Last week I wrote a post about the trailer for the film Buried. After extoling its brilliance, I decided I really had no excuse for having not seen the film, and so last weekend Buried and I set a date. Several days later, I’m still trying to recover. That’s not to say it was a bad movie; on the contrary it was probably one of the best I’ve seen in months, but its effect on me was so traumatizing, I’m literally having nightmares every night. It takes a lot for a film to get under my skin so thoroughly, but I have a feeling that that is exactly where Buried is going to stay for the foreseeable future.
To quickly recap, Buried is the story of an American truck driver, played by Ryan Reynolds, who is kidnapped in Iraq and buried alive in a coffin with only a cell phone and a lighter to keep him alive. The film is ninety minutes, runs in real time, and takes place entirely in the coffin. It’s just Reynolds, in a box, for ninety minutes. I was prepared for an intense film, and at times the suspense was almost agonizing, but what I wasn’t prepared for was the emotional punch the film managed to wield. Using just cell phone conversations, the film created a complete picture of a complex but relatable character and the relationships that fill his life. Mixed in with the terror were moments of tenderness that made me cry, and conflicts that more than once actually made me laugh out loud. The wide range of emotions elicited in this film surprised me, and made the process that much more intense, because the more I came to care about this character, the more I screamed at the TV as the minutes ticked down.
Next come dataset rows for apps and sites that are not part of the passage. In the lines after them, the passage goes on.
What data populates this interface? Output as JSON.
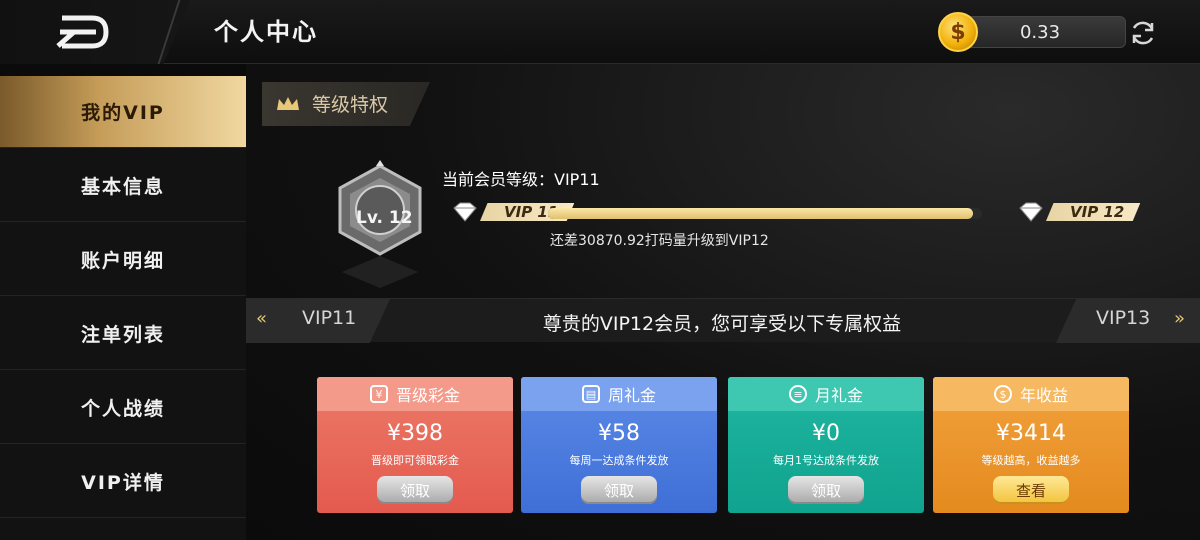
{
  "header": {
    "title": "个人中心",
    "balance": "0.33",
    "coin_symbol": "$"
  },
  "sidebar": {
    "items": [
      {
        "label": "我的VIP",
        "active": true
      },
      {
        "label": "基本信息"
      },
      {
        "label": "账户明细"
      },
      {
        "label": "注单列表"
      },
      {
        "label": "个人战绩"
      },
      {
        "label": "VIP详情"
      }
    ]
  },
  "vip": {
    "section_title": "等级特权",
    "badge_level": "Lv. 12",
    "current_level_text": "当前会员等级：VIP11",
    "from_tier": "VIP 11",
    "to_tier": "VIP 12",
    "progress_fraction": 0.98,
    "progress_note": "还差30870.92打码量升级到VIP12"
  },
  "tiers": {
    "prev": "VIP11",
    "next": "VIP13",
    "prev_chevron": "«",
    "next_chevron": "»",
    "headline": "尊贵的VIP12会员，您可享受以下专属权益"
  },
  "cards": [
    {
      "title": "晋级彩金",
      "icon": "money-bag-icon",
      "amount": "¥398",
      "desc": "晋级即可领取彩金",
      "button": "领取"
    },
    {
      "title": "周礼金",
      "icon": "gift-icon",
      "amount": "¥58",
      "desc": "每周一达成条件发放",
      "button": "领取"
    },
    {
      "title": "月礼金",
      "icon": "coins-stack-icon",
      "amount": "¥0",
      "desc": "每月1号达成条件发放",
      "button": "领取"
    },
    {
      "title": "年收益",
      "icon": "coin-icon",
      "amount": "¥3414",
      "desc": "等级越高，收益越多",
      "button": "查看"
    }
  ],
  "colors": {
    "gold_accent": "#e8c878",
    "card_red": "#e45a4e",
    "card_blue": "#3f6fd6",
    "card_teal": "#10a38f",
    "card_orange": "#e48a1e"
  }
}
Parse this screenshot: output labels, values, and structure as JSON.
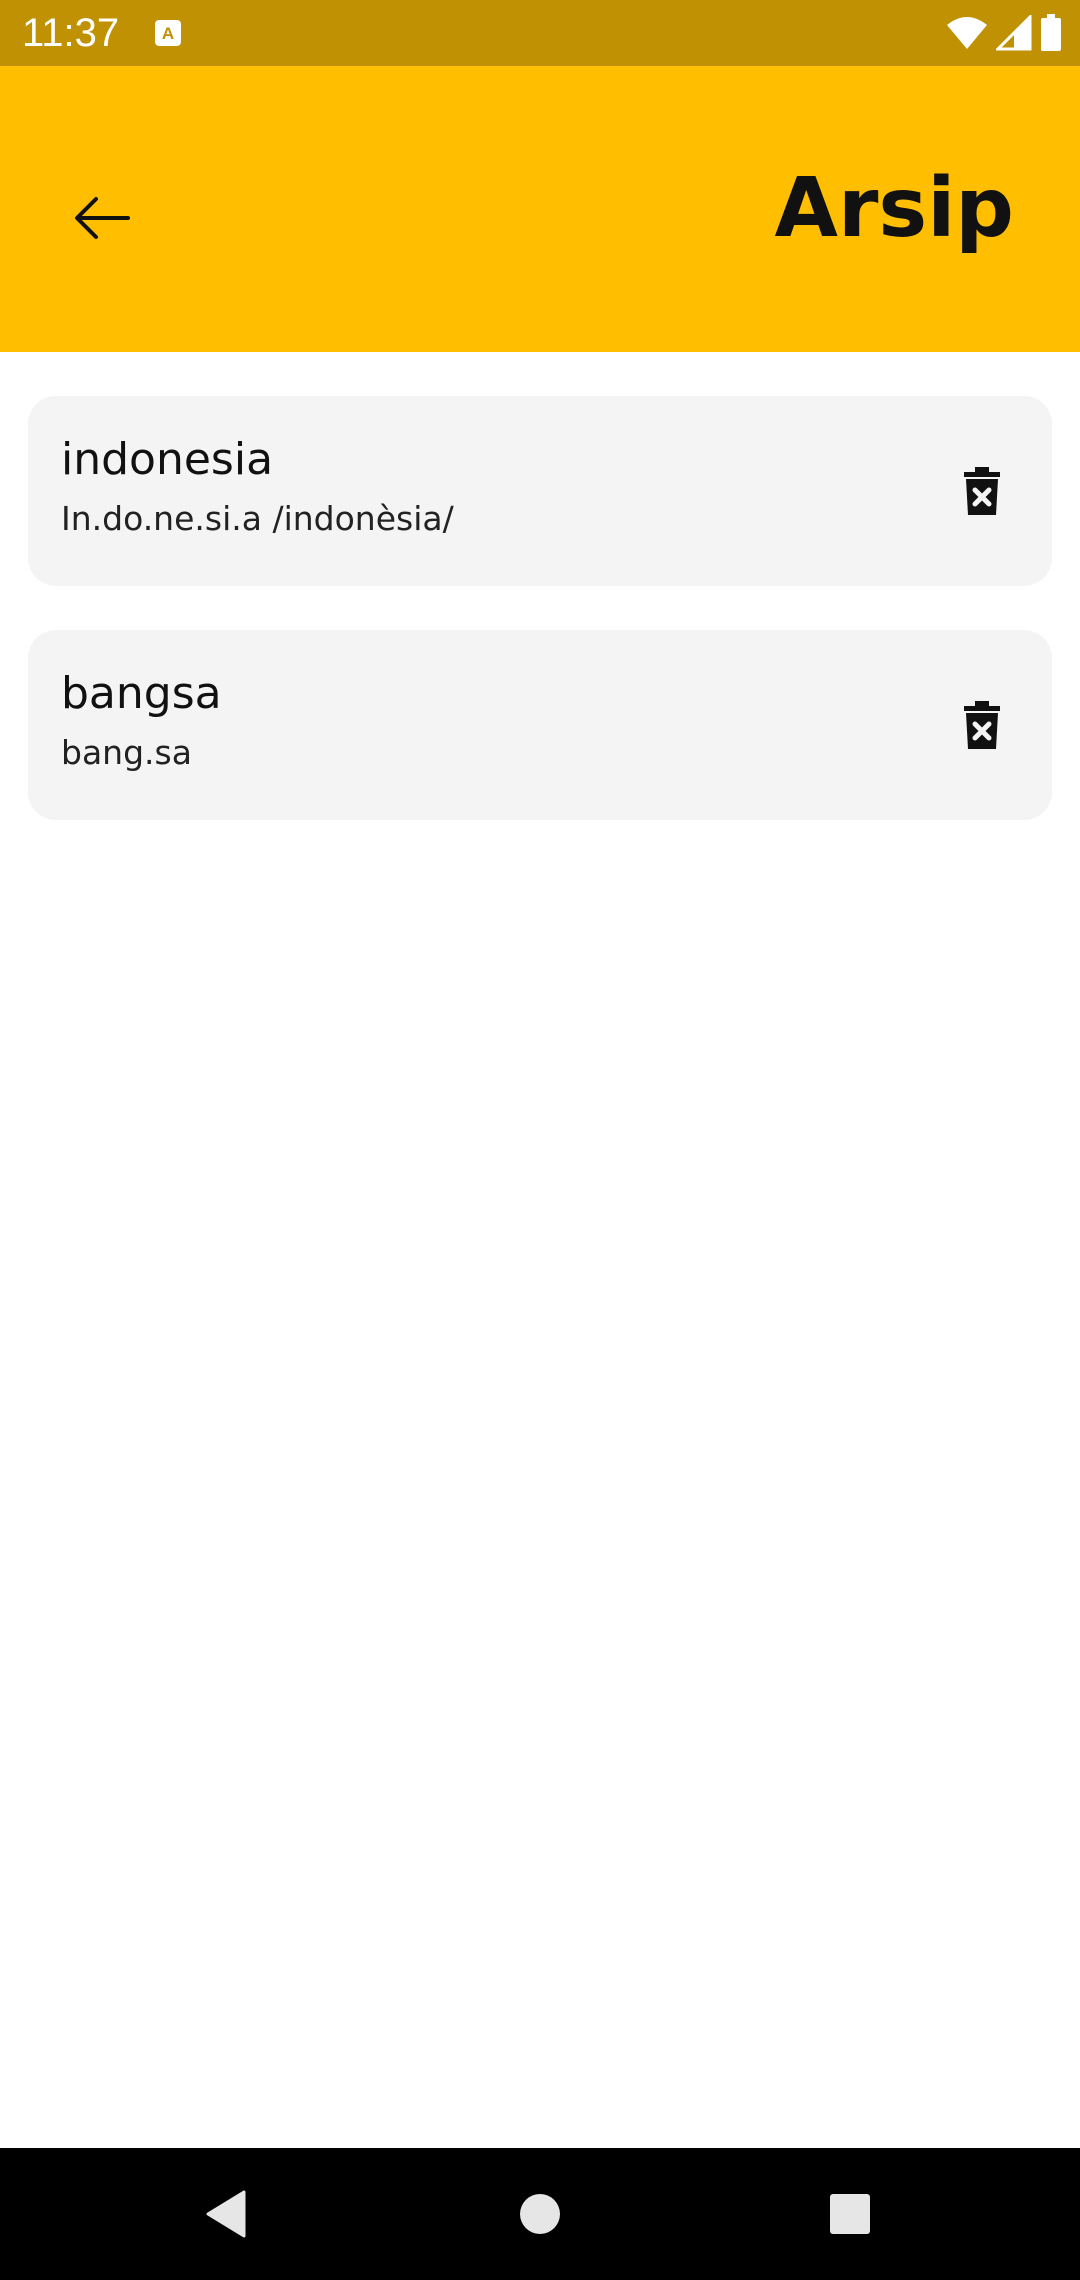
{
  "status_bar": {
    "time": "11:37",
    "notification_icon": "app-notification-icon",
    "icons": [
      "wifi-icon",
      "signal-icon",
      "battery-icon"
    ]
  },
  "app_bar": {
    "title": "Arsip",
    "back_icon": "arrow-back-icon",
    "color": "#FFBF00"
  },
  "items": [
    {
      "word": "indonesia",
      "syllables": "In.do.ne.si.a /indonèsia/",
      "action_icon": "delete-icon"
    },
    {
      "word": "bangsa",
      "syllables": "bang.sa",
      "action_icon": "delete-icon"
    }
  ],
  "nav_bar": {
    "icons": [
      "back-triangle-icon",
      "home-circle-icon",
      "recents-square-icon"
    ]
  },
  "colors": {
    "status_bar": "#C09103",
    "app_bar": "#FFBF00",
    "card": "#F4F4F4",
    "nav_bar": "#000000"
  }
}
Before watching, I figured there were only two outcomes for this film; either he lives or dies, but Buried managed one last surprise with a twist that hit me in the gut with such a force, I actually sat staring at the TV for a good twenty minutes after the credits had concluded, unsure of what to do next.
It is a shame that Buried did not receive a wider release in the United States, because it is an amazing film that should be studied by film students as a master work in minimalist filmmaking. Moreover, Ryan Reynolds’ performance is truly astonishing and deserves to be seen. I can’t even begin to imagine how difficult it must have been to film this movie, and when a visitor showed up in the coffin at about the sixty minute mark I began to consider the notion of actor abuse. How Reynolds emerged from that film shoot without having a mental breakdown I’ll never know. He may be having a rough year at the moment with both Green Lantern and The Change Up getting beat up at the box office, but after watching his mesmerizing performance in Buried, I have no doubts regarding his talent as an actor. As for the film itself, I would recommend it to everyone because it really is an incredibly well made film, but this recommendation comes with a warning. Buried is intense, shocking, heartbreaking, and its effect on the viewer is not to be taken lightly. A good film stays with you, and I know I won’t be shaking Buried any time soon. I just wish the nightmares would stop.